### REQUIREMENT
Wherever the string "values" occurs in a line of these records, report that line.

────────────────

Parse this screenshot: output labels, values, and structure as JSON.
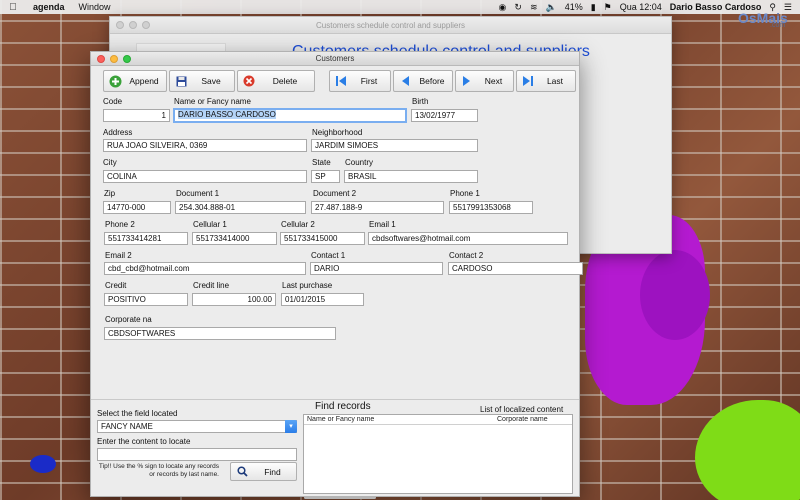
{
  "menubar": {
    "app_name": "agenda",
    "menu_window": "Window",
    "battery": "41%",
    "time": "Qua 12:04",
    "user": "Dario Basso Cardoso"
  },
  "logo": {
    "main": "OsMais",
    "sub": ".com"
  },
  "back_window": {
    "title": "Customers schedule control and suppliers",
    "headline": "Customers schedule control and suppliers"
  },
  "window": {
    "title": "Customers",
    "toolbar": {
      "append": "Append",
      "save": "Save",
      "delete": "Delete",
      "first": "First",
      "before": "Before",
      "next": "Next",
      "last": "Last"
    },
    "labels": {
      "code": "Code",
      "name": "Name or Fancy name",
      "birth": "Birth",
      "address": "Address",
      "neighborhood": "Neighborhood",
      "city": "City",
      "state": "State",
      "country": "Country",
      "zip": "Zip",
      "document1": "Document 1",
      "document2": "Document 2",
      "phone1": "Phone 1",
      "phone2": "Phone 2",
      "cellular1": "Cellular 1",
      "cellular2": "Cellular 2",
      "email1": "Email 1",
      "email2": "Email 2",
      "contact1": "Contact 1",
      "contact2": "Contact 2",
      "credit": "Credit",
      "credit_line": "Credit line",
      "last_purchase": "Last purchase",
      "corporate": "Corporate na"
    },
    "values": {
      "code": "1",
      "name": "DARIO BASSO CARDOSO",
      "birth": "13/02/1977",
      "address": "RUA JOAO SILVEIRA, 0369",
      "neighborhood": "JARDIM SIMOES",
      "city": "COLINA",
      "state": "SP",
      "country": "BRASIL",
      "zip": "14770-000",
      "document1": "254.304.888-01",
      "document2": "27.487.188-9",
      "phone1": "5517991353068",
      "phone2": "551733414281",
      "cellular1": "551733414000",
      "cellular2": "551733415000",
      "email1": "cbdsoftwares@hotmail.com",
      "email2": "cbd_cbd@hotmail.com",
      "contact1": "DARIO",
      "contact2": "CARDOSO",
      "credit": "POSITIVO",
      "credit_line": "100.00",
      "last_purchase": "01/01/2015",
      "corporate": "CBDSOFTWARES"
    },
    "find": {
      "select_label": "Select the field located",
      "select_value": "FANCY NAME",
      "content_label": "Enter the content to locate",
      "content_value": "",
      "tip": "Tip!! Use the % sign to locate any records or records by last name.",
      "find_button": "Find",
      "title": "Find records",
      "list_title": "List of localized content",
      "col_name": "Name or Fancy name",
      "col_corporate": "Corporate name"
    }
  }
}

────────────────

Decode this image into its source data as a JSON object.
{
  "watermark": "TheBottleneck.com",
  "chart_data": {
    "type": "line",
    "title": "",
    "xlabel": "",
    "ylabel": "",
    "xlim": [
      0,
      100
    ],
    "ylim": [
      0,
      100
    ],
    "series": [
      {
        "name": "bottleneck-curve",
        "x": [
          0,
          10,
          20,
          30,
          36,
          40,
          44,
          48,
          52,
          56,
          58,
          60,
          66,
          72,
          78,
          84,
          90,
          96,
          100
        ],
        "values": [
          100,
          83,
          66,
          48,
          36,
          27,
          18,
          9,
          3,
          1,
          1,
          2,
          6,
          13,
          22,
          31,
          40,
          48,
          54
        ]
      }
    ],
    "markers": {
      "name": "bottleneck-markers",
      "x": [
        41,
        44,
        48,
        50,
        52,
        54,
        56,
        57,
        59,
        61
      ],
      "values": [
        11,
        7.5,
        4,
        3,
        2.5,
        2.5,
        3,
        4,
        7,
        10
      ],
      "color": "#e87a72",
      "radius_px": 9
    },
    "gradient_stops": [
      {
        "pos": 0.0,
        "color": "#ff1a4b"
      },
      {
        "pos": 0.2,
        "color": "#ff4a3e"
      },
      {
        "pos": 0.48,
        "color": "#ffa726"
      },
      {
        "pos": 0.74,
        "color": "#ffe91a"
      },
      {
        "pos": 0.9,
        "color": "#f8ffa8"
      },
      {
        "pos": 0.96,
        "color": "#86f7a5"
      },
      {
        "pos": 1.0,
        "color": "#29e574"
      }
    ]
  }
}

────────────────

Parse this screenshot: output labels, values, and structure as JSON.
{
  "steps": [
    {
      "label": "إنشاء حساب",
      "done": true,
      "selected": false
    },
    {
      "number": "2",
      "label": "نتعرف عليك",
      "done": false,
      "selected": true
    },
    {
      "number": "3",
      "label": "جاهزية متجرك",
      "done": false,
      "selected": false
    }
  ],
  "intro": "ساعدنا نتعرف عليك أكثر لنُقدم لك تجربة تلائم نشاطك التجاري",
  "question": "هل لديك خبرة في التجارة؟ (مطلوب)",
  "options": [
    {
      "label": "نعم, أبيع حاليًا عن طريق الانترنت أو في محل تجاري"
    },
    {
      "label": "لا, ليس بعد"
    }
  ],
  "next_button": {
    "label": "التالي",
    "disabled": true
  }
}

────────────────

### WRITTEN ANSWER
Parse this screenshot: output labels, values, and structure as JSON.
    "values": {
        "values": [
      "values": [
Parse this screenshot: output labels, values, and structure as JSON.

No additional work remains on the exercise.